(What you need to do): Each entry should be repeated exactly. Its pictures should not be.

(Raw data):
============================================================
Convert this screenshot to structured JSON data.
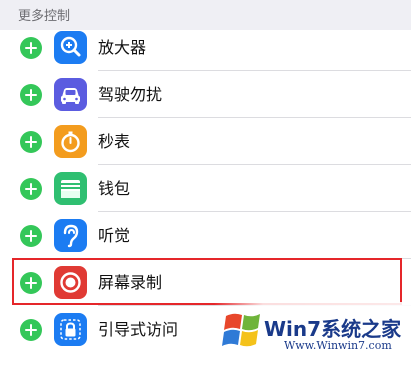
{
  "section": {
    "title": "更多控制"
  },
  "controls": [
    {
      "label": "放大器",
      "icon": "magnifier-icon",
      "color": "#1c7cf2"
    },
    {
      "label": "驾驶勿扰",
      "icon": "car-icon",
      "color": "#5b5ce0"
    },
    {
      "label": "秒表",
      "icon": "stopwatch-icon",
      "color": "#f39c1e"
    },
    {
      "label": "钱包",
      "icon": "wallet-icon",
      "color": "#2fbf71"
    },
    {
      "label": "听觉",
      "icon": "ear-icon",
      "color": "#1c7cf2"
    },
    {
      "label": "屏幕录制",
      "icon": "screen-record-icon",
      "color": "#e03a34"
    },
    {
      "label": "引导式访问",
      "icon": "lock-icon",
      "color": "#1c7cf2"
    }
  ],
  "add_color": "#34c759",
  "highlight_color": "#e5262a",
  "watermark": {
    "brand": "Win7系统之家",
    "url": "Www.Winwin7.com"
  }
}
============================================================
(Written solution):
Convert this screenshot to structured JSON data.
{
  "section": {
    "title": "更多控制"
  },
  "controls": [
    {
      "label": "放大器",
      "icon": "magnifier-icon",
      "color": "#1c7cf2"
    },
    {
      "label": "驾驶勿扰",
      "icon": "car-icon",
      "color": "#5b5ce0"
    },
    {
      "label": "秒表",
      "icon": "stopwatch-icon",
      "color": "#f39c1e"
    },
    {
      "label": "钱包",
      "icon": "wallet-icon",
      "color": "#2fbf71"
    },
    {
      "label": "听觉",
      "icon": "ear-icon",
      "color": "#1c7cf2"
    },
    {
      "label": "屏幕录制",
      "icon": "screen-record-icon",
      "color": "#e03a34"
    },
    {
      "label": "引导式访问",
      "icon": "lock-icon",
      "color": "#1c7cf2"
    }
  ],
  "add_color": "#34c759",
  "highlight_color": "#e5262a",
  "watermark": {
    "brand": "Win7系统之家",
    "url": "Www.Winwin7.com"
  }
}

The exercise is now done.